(Stored entries)
:::

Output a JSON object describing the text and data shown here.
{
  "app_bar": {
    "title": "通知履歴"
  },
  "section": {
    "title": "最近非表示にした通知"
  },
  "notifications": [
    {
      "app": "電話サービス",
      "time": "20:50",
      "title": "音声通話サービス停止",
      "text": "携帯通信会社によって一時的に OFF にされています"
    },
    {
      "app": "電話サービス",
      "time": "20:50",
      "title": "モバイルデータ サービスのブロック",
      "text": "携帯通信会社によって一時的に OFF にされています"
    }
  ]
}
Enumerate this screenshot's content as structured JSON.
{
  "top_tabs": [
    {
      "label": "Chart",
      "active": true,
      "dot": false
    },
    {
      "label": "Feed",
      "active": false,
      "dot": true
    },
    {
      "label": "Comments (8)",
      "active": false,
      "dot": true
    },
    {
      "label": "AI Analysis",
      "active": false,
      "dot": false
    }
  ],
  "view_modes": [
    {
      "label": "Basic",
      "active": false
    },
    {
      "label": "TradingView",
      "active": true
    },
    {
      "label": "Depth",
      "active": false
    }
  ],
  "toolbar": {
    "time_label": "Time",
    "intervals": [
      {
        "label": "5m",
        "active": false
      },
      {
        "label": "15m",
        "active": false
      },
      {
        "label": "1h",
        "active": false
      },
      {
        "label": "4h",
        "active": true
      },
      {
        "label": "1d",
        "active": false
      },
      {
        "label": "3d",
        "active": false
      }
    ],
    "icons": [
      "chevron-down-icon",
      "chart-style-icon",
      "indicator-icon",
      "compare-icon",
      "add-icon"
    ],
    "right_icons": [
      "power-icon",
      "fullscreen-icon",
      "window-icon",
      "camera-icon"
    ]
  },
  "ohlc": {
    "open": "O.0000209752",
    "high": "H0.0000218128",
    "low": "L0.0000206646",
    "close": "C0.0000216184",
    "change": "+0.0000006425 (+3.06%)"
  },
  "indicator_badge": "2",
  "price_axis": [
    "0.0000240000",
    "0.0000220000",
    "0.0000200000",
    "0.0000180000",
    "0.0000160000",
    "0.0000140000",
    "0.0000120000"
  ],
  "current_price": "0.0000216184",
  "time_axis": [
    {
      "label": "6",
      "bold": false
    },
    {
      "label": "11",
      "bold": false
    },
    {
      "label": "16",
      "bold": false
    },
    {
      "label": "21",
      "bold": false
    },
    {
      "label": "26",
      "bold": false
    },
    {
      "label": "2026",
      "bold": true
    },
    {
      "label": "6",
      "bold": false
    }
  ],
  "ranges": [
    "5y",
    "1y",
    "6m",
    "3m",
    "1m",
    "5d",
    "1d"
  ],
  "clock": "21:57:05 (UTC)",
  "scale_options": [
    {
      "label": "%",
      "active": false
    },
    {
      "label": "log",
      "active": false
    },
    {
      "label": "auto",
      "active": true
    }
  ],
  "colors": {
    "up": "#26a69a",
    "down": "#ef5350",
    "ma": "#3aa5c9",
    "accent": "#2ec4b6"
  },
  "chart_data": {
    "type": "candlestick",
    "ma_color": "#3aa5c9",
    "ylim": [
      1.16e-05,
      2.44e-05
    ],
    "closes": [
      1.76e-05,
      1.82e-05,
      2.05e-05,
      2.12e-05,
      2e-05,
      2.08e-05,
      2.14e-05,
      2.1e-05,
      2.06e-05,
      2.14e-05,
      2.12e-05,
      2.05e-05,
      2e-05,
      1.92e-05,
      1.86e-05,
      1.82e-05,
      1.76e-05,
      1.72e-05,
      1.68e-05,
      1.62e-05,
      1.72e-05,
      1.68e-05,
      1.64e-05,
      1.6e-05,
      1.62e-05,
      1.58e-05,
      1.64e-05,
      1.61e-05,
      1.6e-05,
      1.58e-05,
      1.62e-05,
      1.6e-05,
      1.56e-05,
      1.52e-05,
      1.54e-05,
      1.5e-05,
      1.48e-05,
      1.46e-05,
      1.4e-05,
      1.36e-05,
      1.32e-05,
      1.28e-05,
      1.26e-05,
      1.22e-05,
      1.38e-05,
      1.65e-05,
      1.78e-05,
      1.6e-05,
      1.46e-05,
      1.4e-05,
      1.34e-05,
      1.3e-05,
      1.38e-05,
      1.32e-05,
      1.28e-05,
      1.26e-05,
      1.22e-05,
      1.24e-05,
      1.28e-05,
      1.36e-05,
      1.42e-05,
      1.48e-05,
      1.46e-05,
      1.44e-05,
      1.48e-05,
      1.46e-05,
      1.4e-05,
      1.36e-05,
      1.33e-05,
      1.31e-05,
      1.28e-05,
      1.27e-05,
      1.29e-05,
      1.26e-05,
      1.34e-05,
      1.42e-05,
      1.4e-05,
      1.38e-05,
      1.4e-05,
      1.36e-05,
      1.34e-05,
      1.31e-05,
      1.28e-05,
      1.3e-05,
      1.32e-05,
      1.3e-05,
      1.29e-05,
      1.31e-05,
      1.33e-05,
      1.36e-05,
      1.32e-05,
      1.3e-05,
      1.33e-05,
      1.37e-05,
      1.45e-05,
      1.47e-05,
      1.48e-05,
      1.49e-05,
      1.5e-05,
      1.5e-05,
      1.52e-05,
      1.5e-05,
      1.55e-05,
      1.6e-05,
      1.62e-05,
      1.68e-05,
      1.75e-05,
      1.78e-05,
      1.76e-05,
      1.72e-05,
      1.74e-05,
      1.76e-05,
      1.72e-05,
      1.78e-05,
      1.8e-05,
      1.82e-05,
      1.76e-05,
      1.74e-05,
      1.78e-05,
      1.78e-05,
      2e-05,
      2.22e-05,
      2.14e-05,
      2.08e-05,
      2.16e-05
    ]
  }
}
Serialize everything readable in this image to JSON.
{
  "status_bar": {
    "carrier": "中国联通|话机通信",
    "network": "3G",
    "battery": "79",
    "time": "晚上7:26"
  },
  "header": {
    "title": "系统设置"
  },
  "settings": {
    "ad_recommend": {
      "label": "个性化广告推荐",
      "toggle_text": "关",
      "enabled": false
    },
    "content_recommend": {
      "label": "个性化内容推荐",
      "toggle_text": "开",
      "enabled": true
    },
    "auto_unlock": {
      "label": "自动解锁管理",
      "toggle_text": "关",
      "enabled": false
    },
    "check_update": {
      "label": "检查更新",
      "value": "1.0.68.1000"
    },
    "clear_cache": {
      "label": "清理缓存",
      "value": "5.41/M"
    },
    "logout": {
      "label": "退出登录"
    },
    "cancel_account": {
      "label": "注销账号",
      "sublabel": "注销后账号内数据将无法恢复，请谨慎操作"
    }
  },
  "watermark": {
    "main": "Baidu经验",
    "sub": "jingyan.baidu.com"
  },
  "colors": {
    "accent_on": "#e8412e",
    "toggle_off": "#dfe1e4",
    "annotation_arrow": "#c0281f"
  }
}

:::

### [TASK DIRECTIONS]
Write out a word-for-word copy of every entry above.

### [SOLUTION]
Output a JSON object describing the text and data shown here.
{
  "app_bar": {
    "title": "通知履歴"
  },
  "section": {
    "title": "最近非表示にした通知"
  },
  "notifications": [
    {
      "app": "電話サービス",
      "time": "20:50",
      "title": "音声通話サービス停止",
      "text": "携帯通信会社によって一時的に OFF にされています"
    },
    {
      "app": "電話サービス",
      "time": "20:50",
      "title": "モバイルデータ サービスのブロック",
      "text": "携帯通信会社によって一時的に OFF にされています"
    }
  ]
}
Enumerate this screenshot's content as structured JSON.
{
  "top_tabs": [
    {
      "label": "Chart",
      "active": true,
      "dot": false
    },
    {
      "label": "Feed",
      "active": false,
      "dot": true
    },
    {
      "label": "Comments (8)",
      "active": false,
      "dot": true
    },
    {
      "label": "AI Analysis",
      "active": false,
      "dot": false
    }
  ],
  "view_modes": [
    {
      "label": "Basic",
      "active": false
    },
    {
      "label": "TradingView",
      "active": true
    },
    {
      "label": "Depth",
      "active": false
    }
  ],
  "toolbar": {
    "time_label": "Time",
    "intervals": [
      {
        "label": "5m",
        "active": false
      },
      {
        "label": "15m",
        "active": false
      },
      {
        "label": "1h",
        "active": false
      },
      {
        "label": "4h",
        "active": true
      },
      {
        "label": "1d",
        "active": false
      },
      {
        "label": "3d",
        "active": false
      }
    ],
    "icons": [
      "chevron-down-icon",
      "chart-style-icon",
      "indicator-icon",
      "compare-icon",
      "add-icon"
    ],
    "right_icons": [
      "power-icon",
      "fullscreen-icon",
      "window-icon",
      "camera-icon"
    ]
  },
  "ohlc": {
    "open": "O.0000209752",
    "high": "H0.0000218128",
    "low": "L0.0000206646",
    "close": "C0.0000216184",
    "change": "+0.0000006425 (+3.06%)"
  },
  "indicator_badge": "2",
  "price_axis": [
    "0.0000240000",
    "0.0000220000",
    "0.0000200000",
    "0.0000180000",
    "0.0000160000",
    "0.0000140000",
    "0.0000120000"
  ],
  "current_price": "0.0000216184",
  "time_axis": [
    {
      "label": "6",
      "bold": false
    },
    {
      "label": "11",
      "bold": false
    },
    {
      "label": "16",
      "bold": false
    },
    {
      "label": "21",
      "bold": false
    },
    {
      "label": "26",
      "bold": false
    },
    {
      "label": "2026",
      "bold": true
    },
    {
      "label": "6",
      "bold": false
    }
  ],
  "ranges": [
    "5y",
    "1y",
    "6m",
    "3m",
    "1m",
    "5d",
    "1d"
  ],
  "clock": "21:57:05 (UTC)",
  "scale_options": [
    {
      "label": "%",
      "active": false
    },
    {
      "label": "log",
      "active": false
    },
    {
      "label": "auto",
      "active": true
    }
  ],
  "colors": {
    "up": "#26a69a",
    "down": "#ef5350",
    "ma": "#3aa5c9",
    "accent": "#2ec4b6"
  },
  "chart_data": {
    "type": "candlestick",
    "ma_color": "#3aa5c9",
    "ylim": [
      1.16e-05,
      2.44e-05
    ],
    "closes": [
      1.76e-05,
      1.82e-05,
      2.05e-05,
      2.12e-05,
      2e-05,
      2.08e-05,
      2.14e-05,
      2.1e-05,
      2.06e-05,
      2.14e-05,
      2.12e-05,
      2.05e-05,
      2e-05,
      1.92e-05,
      1.86e-05,
      1.82e-05,
      1.76e-05,
      1.72e-05,
      1.68e-05,
      1.62e-05,
      1.72e-05,
      1.68e-05,
      1.64e-05,
      1.6e-05,
      1.62e-05,
      1.58e-05,
      1.64e-05,
      1.61e-05,
      1.6e-05,
      1.58e-05,
      1.62e-05,
      1.6e-05,
      1.56e-05,
      1.52e-05,
      1.54e-05,
      1.5e-05,
      1.48e-05,
      1.46e-05,
      1.4e-05,
      1.36e-05,
      1.32e-05,
      1.28e-05,
      1.26e-05,
      1.22e-05,
      1.38e-05,
      1.65e-05,
      1.78e-05,
      1.6e-05,
      1.46e-05,
      1.4e-05,
      1.34e-05,
      1.3e-05,
      1.38e-05,
      1.32e-05,
      1.28e-05,
      1.26e-05,
      1.22e-05,
      1.24e-05,
      1.28e-05,
      1.36e-05,
      1.42e-05,
      1.48e-05,
      1.46e-05,
      1.44e-05,
      1.48e-05,
      1.46e-05,
      1.4e-05,
      1.36e-05,
      1.33e-05,
      1.31e-05,
      1.28e-05,
      1.27e-05,
      1.29e-05,
      1.26e-05,
      1.34e-05,
      1.42e-05,
      1.4e-05,
      1.38e-05,
      1.4e-05,
      1.36e-05,
      1.34e-05,
      1.31e-05,
      1.28e-05,
      1.3e-05,
      1.32e-05,
      1.3e-05,
      1.29e-05,
      1.31e-05,
      1.33e-05,
      1.36e-05,
      1.32e-05,
      1.3e-05,
      1.33e-05,
      1.37e-05,
      1.45e-05,
      1.47e-05,
      1.48e-05,
      1.49e-05,
      1.5e-05,
      1.5e-05,
      1.52e-05,
      1.5e-05,
      1.55e-05,
      1.6e-05,
      1.62e-05,
      1.68e-05,
      1.75e-05,
      1.78e-05,
      1.76e-05,
      1.72e-05,
      1.74e-05,
      1.76e-05,
      1.72e-05,
      1.78e-05,
      1.8e-05,
      1.82e-05,
      1.76e-05,
      1.74e-05,
      1.78e-05,
      1.78e-05,
      2e-05,
      2.22e-05,
      2.14e-05,
      2.08e-05,
      2.16e-05
    ]
  }
}
Serialize everything readable in this image to JSON.
{
  "status_bar": {
    "carrier": "中国联通|话机通信",
    "network": "3G",
    "battery": "79",
    "time": "晚上7:26"
  },
  "header": {
    "title": "系统设置"
  },
  "settings": {
    "ad_recommend": {
      "label": "个性化广告推荐",
      "toggle_text": "关",
      "enabled": false
    },
    "content_recommend": {
      "label": "个性化内容推荐",
      "toggle_text": "开",
      "enabled": true
    },
    "auto_unlock": {
      "label": "自动解锁管理",
      "toggle_text": "关",
      "enabled": false
    },
    "check_update": {
      "label": "检查更新",
      "value": "1.0.68.1000"
    },
    "clear_cache": {
      "label": "清理缓存",
      "value": "5.41/M"
    },
    "logout": {
      "label": "退出登录"
    },
    "cancel_account": {
      "label": "注销账号",
      "sublabel": "注销后账号内数据将无法恢复，请谨慎操作"
    }
  },
  "watermark": {
    "main": "Baidu经验",
    "sub": "jingyan.baidu.com"
  },
  "colors": {
    "accent_on": "#e8412e",
    "toggle_off": "#dfe1e4",
    "annotation_arrow": "#c0281f"
  }
}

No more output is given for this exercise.